- Non-Rapid Eye Movement (NREM) or “quiet” sleep. During the deep states of NREM sleep, blood supply to the muscles is increased, energy is restored, tissue growth and repair occur, and important hormones are released for growth and development.
- Rapid Eye Movement(REM) or “active” sleep. During REM sleep, our brains are active and dreaming occurs. Our bodies become immobile, breathing and heart rates are irregular.
- Babies spend 50 percent of their time in each of these states and the sleep cycle is about 50 minutes. At about six months of age, REM sleep comprises about 30 percent of sleep. By the time children reach preschool age, the sleep cycle is about every 90 minutes.
So you see, sleep and in particular a good sleep cycle is paramount to your baby’s wellbeing and development.
So, what can you do?
- Minimise the time your baby is in a seat. Whilst it may be more convenient to just lift a car seat on to a pram frame it certainly isn’t what’s best for your baby. Where possible use a pram that allows your baby to lay flat especially when sleeping! Limit the time that your baby is in a seat of any kind to a maximum of 2 hours across the whole day (less for a newborn). If you have to travel long distances make sure you take breaks and give your baby time out of their seat every 30mins.
- Put baby on the floor! Time to lay flat is just as important when baby is awake as you can encourage their natural development of their spine and control over muscles by interacting with them.
- Tummy Time! Due to the recommendations to reduce the risk of cot death, many mums are scared to put their baby on their tummy. However, spending time on their tummy when baby is awake is vital to their physical development both for their spine and gaining control of neck muscles and eventually pushing up on their arms in preparation for crawling.
- Age appropriate! Make sure that any seat you use is appropriate for the age and developmental stage of your baby. It is always better for you to hold your baby and interact with them to encourage the development of their muscles before introducing a new piece of equipment so you are confident of its safe use as using things before your baby has full control of any muscles (neck, stomach & back and legs etc) can put your baby at risk.

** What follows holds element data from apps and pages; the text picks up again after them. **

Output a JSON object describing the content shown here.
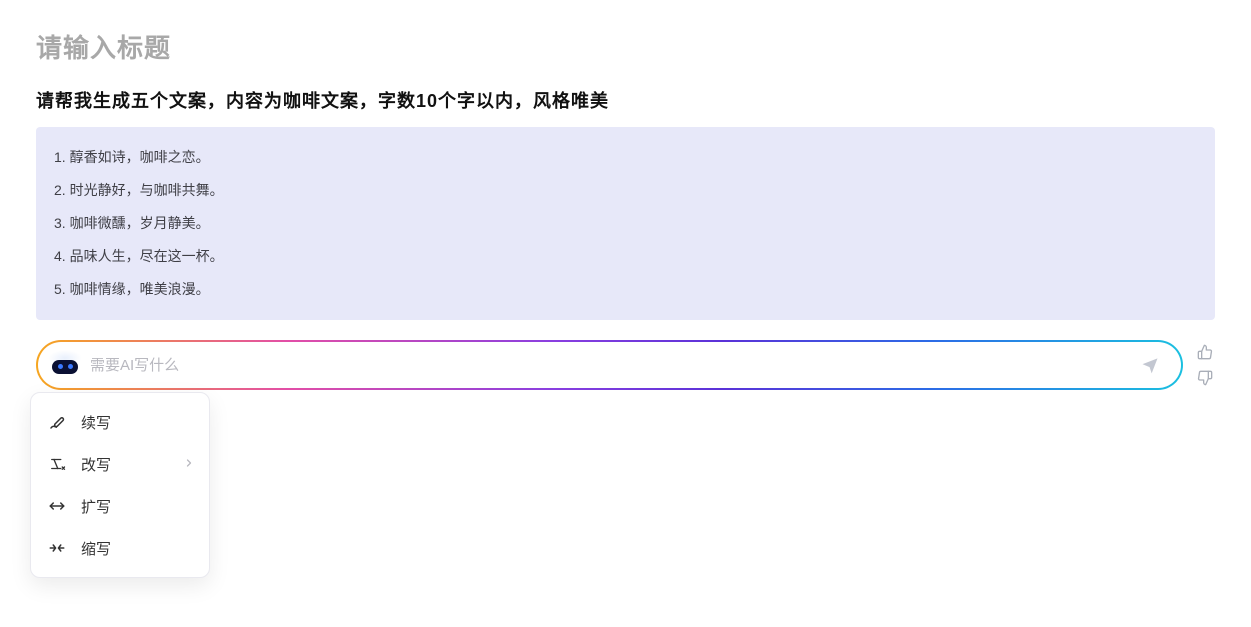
{
  "title_placeholder": "请输入标题",
  "prompt": "请帮我生成五个文案，内容为咖啡文案，字数10个字以内，风格唯美",
  "responses": [
    "1. 醇香如诗，咖啡之恋。",
    "2. 时光静好，与咖啡共舞。",
    "3. 咖啡微醺，岁月静美。",
    "4. 品味人生，尽在这一杯。",
    "5. 咖啡情缘，唯美浪漫。"
  ],
  "ai_input": {
    "placeholder": "需要AI写什么"
  },
  "menu": {
    "items": [
      {
        "label": "续写"
      },
      {
        "label": "改写",
        "has_sub": true
      },
      {
        "label": "扩写"
      },
      {
        "label": "缩写"
      }
    ]
  }
}
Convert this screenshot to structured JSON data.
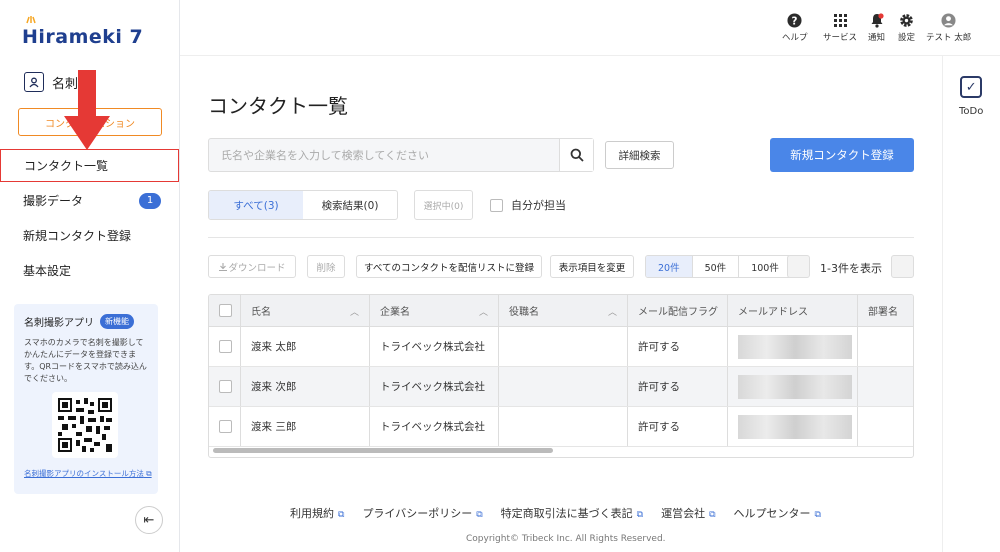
{
  "brand": {
    "name": "Hirameki 7"
  },
  "sidebar": {
    "section_title": "名刺",
    "orange_button": "コンタクト…ション",
    "items": [
      {
        "label": "コンタクト一覧"
      },
      {
        "label": "撮影データ",
        "badge": "1"
      },
      {
        "label": "新規コンタクト登録"
      },
      {
        "label": "基本設定"
      }
    ],
    "app_promo": {
      "title": "名刺撮影アプリ",
      "badge": "新機能",
      "description": "スマホのカメラで名刺を撮影してかんたんにデータを登録できます。QRコードをスマホで読み込んでください。",
      "link": "名刺撮影アプリのインストール方法"
    },
    "collapse_symbol": "⇤"
  },
  "header": {
    "icons": [
      {
        "label": "ヘルプ",
        "icon": "help-icon"
      },
      {
        "label": "サービス",
        "icon": "grid-icon"
      },
      {
        "label": "通知",
        "icon": "bell-icon"
      },
      {
        "label": "設定",
        "icon": "gear-icon"
      },
      {
        "label": "テスト 太郎",
        "icon": "user-icon"
      }
    ]
  },
  "todo": {
    "label": "ToDo"
  },
  "main": {
    "title": "コンタクト一覧",
    "search_placeholder": "氏名や企業名を入力して検索してください",
    "detail_search": "詳細検索",
    "new_contact": "新規コンタクト登録",
    "tabs": [
      {
        "label": "すべて(3)"
      },
      {
        "label": "検索結果(0)"
      }
    ],
    "selected": "選択中(0)",
    "mine_label": "自分が担当",
    "toolbar": {
      "download": "ダウンロード",
      "delete": "削除",
      "register_all": "すべてのコンタクトを配信リストに登録",
      "change_columns": "表示項目を変更",
      "page_sizes": [
        "20件",
        "50件",
        "100件"
      ],
      "range": "1-3件を表示"
    },
    "table": {
      "columns": [
        "氏名",
        "企業名",
        "役職名",
        "メール配信フラグ",
        "メールアドレス",
        "部署名"
      ],
      "rows": [
        {
          "name": "渡来 太郎",
          "company": "トライベック株式会社",
          "title": "",
          "flag": "許可する"
        },
        {
          "name": "渡来 次郎",
          "company": "トライベック株式会社",
          "title": "",
          "flag": "許可する"
        },
        {
          "name": "渡来 三郎",
          "company": "トライベック株式会社",
          "title": "",
          "flag": "許可する"
        }
      ]
    }
  },
  "footer": {
    "links": [
      "利用規約",
      "プライバシーポリシー",
      "特定商取引法に基づく表記",
      "運営会社",
      "ヘルプセンター"
    ],
    "copyright": "Copyright© Tribeck Inc. All Rights Reserved."
  },
  "colors": {
    "brand": "#1f3f8f",
    "accent": "#4a86e8",
    "orange": "#f08a24",
    "highlight_red": "#e53935"
  }
}
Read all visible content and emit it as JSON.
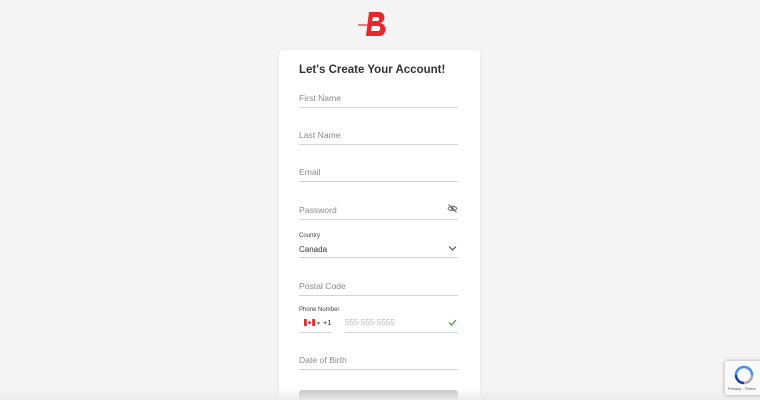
{
  "brand": {
    "logo_letter": "B",
    "brand_color": "#e8262b"
  },
  "form": {
    "title": "Let's Create Your Account!",
    "first_name_placeholder": "First Name",
    "last_name_placeholder": "Last Name",
    "email_placeholder": "Email",
    "password_placeholder": "Password",
    "country_label": "Country",
    "country_value": "Canada",
    "postal_code_placeholder": "Postal Code",
    "phone_label": "Phone Number",
    "phone_dial_code": "+1",
    "phone_placeholder": "555-555-5555",
    "dob_placeholder": "Date of Birth",
    "submit_color": "#c4c4c4",
    "valid_color": "#3aa63a"
  },
  "recaptcha": {
    "terms_text": "Privacy - Terms"
  }
}
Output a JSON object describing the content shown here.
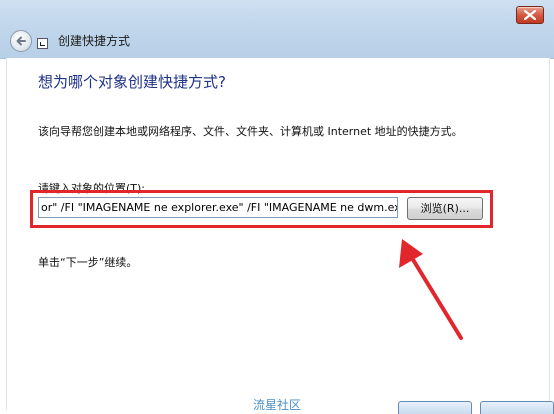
{
  "window": {
    "title": "创建快捷方式"
  },
  "page": {
    "heading": "想为哪个对象创建快捷方式?",
    "description": "该向导帮您创建本地或网络程序、文件、文件夹、计算机或 Internet 地址的快捷方式。",
    "location_label": "请键入对象的位置(T):",
    "location_value": "or\" /FI \"IMAGENAME ne explorer.exe\" /FI \"IMAGENAME ne dwm.exe",
    "browse_label": "浏览(R)...",
    "hint": "单击“下一步”继续。"
  },
  "watermark": "流星社区",
  "colors": {
    "heading": "#1e3287",
    "highlight": "#e1262c",
    "titlebar": "#c2d7ec"
  },
  "icons": [
    "back-arrow-icon",
    "close-icon",
    "wizard-icon",
    "annotation-arrow"
  ]
}
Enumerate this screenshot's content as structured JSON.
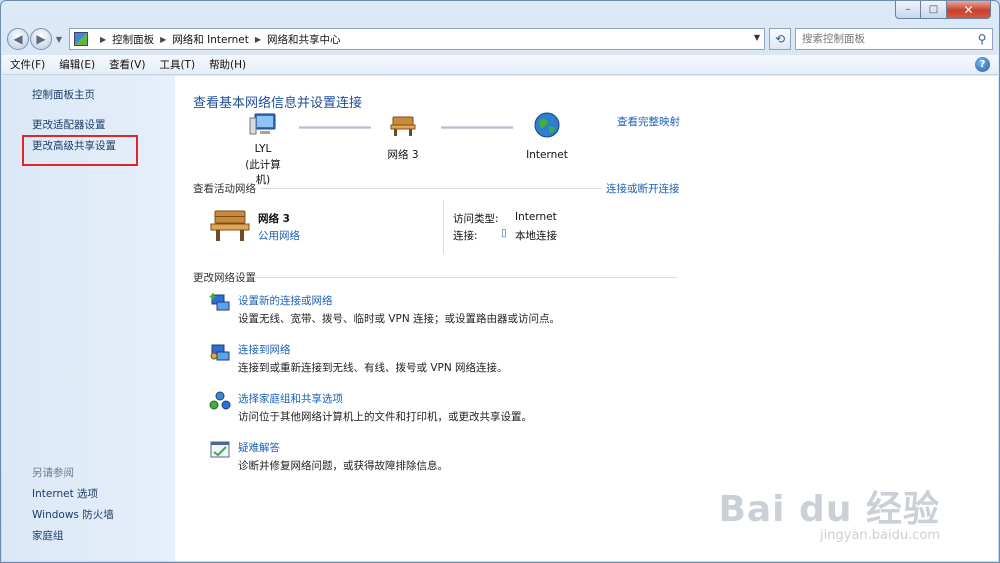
{
  "window": {
    "caption_min": "–",
    "caption_max": "□",
    "caption_close": "✕"
  },
  "address": {
    "crumbs": [
      "控制面板",
      "网络和 Internet",
      "网络和共享中心"
    ],
    "search_placeholder": "搜索控制面板"
  },
  "menu": [
    "文件(F)",
    "编辑(E)",
    "查看(V)",
    "工具(T)",
    "帮助(H)"
  ],
  "help_glyph": "?",
  "sidebar": {
    "links": [
      "控制面板主页",
      "更改适配器设置",
      "更改高级共享设置"
    ],
    "see_also_title": "另请参阅",
    "see_also": [
      "Internet 选项",
      "Windows 防火墙",
      "家庭组"
    ]
  },
  "main": {
    "title": "查看基本网络信息并设置连接",
    "full_map": "查看完整映射",
    "map": {
      "computer_name": "LYL",
      "computer_sub": "(此计算机)",
      "network": "网络  3",
      "internet": "Internet"
    },
    "active_networks": {
      "heading": "查看活动网络",
      "connect_link": "连接或断开连接",
      "network_name": "网络  3",
      "network_type": "公用网络",
      "access_type_label": "访问类型:",
      "access_type_value": "Internet",
      "connections_label": "连接:",
      "connections_value": "本地连接"
    },
    "change_settings": {
      "heading": "更改网络设置",
      "tasks": [
        {
          "title": "设置新的连接或网络",
          "desc": "设置无线、宽带、拨号、临时或 VPN 连接；或设置路由器或访问点。",
          "icon": "new-connection-icon"
        },
        {
          "title": "连接到网络",
          "desc": "连接到或重新连接到无线、有线、拨号或 VPN 网络连接。",
          "icon": "connect-network-icon"
        },
        {
          "title": "选择家庭组和共享选项",
          "desc": "访问位于其他网络计算机上的文件和打印机，或更改共享设置。",
          "icon": "homegroup-icon"
        },
        {
          "title": "疑难解答",
          "desc": "诊断并修复网络问题，或获得故障排除信息。",
          "icon": "troubleshoot-icon"
        }
      ]
    }
  },
  "watermark": {
    "main": "Bai du 经验",
    "sub": "jingyan.baidu.com"
  },
  "colors": {
    "link": "#1c61b8",
    "title": "#1f4f98",
    "highlight": "#e0262a"
  }
}
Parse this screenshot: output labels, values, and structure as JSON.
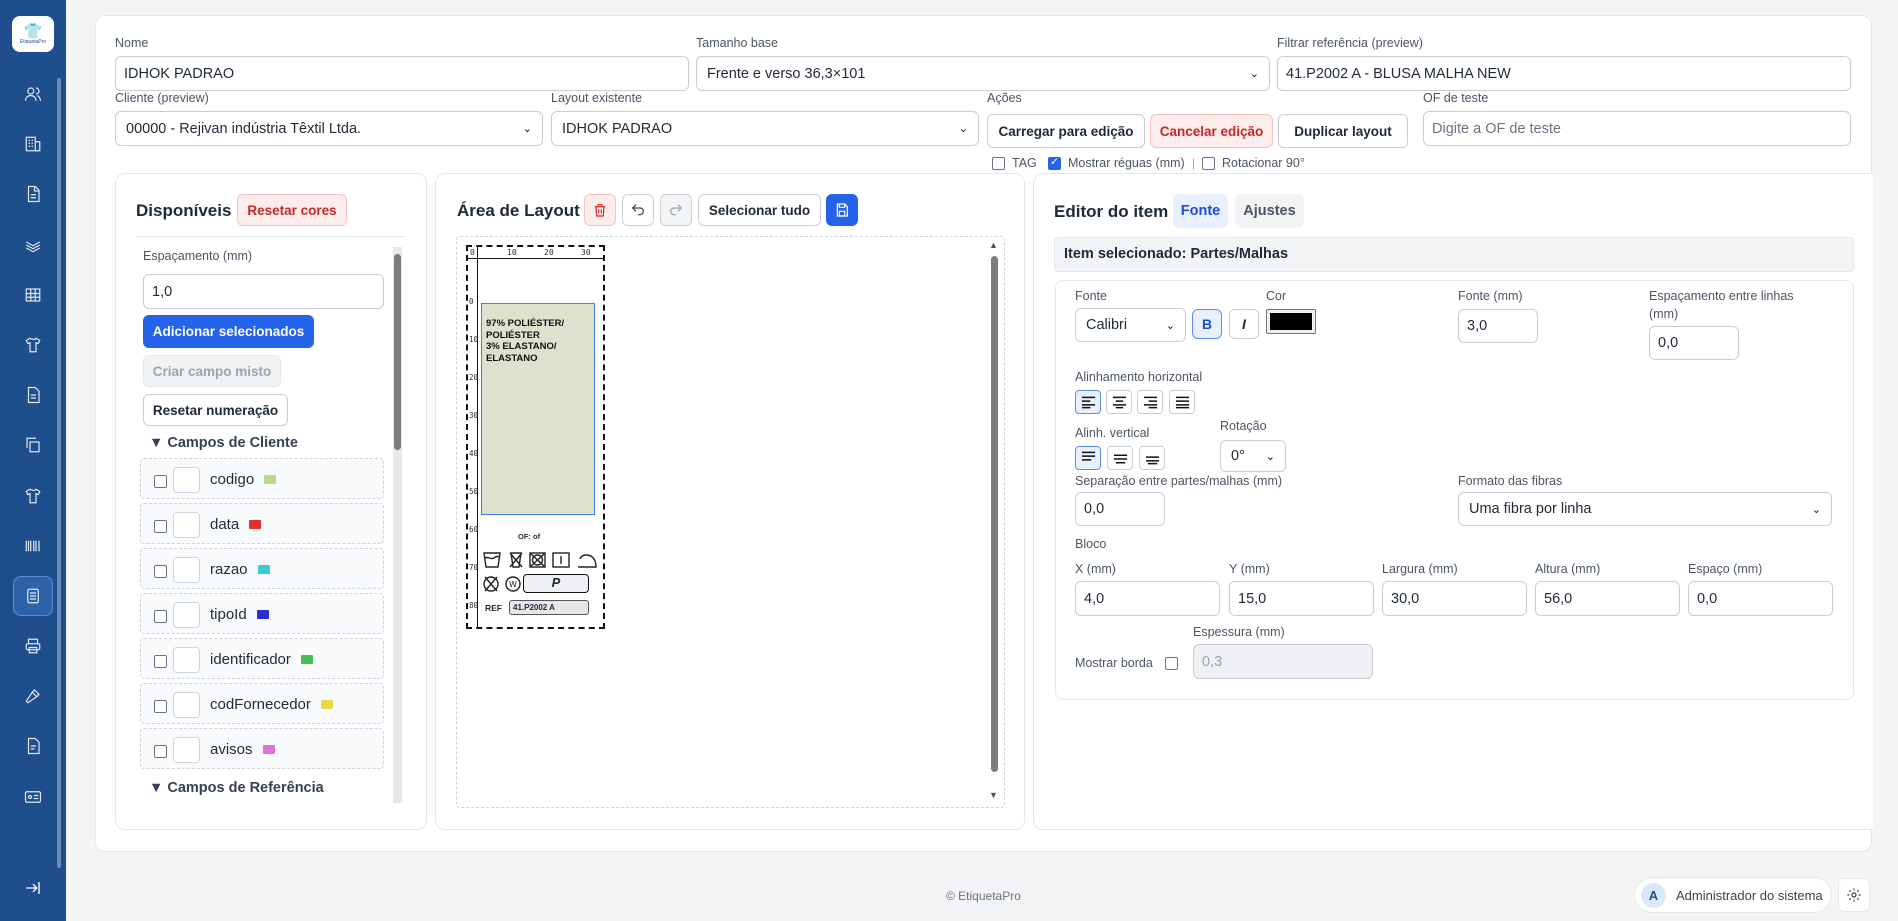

- Sleep! Now I am not suggesting you confine yourself to the house for the first 6 weeks like 40 years ago but DO allow your baby time to sleep in a suitable environment and DO allow them to settle in to a good sleeping pattern, Babyopathy can help you do this. DON’T be afraid to move your baby from their car seat to lay them flat in case you wake them. They will also begin to recognize that lying flat and settling themselves if they wake is part of their sleep routine.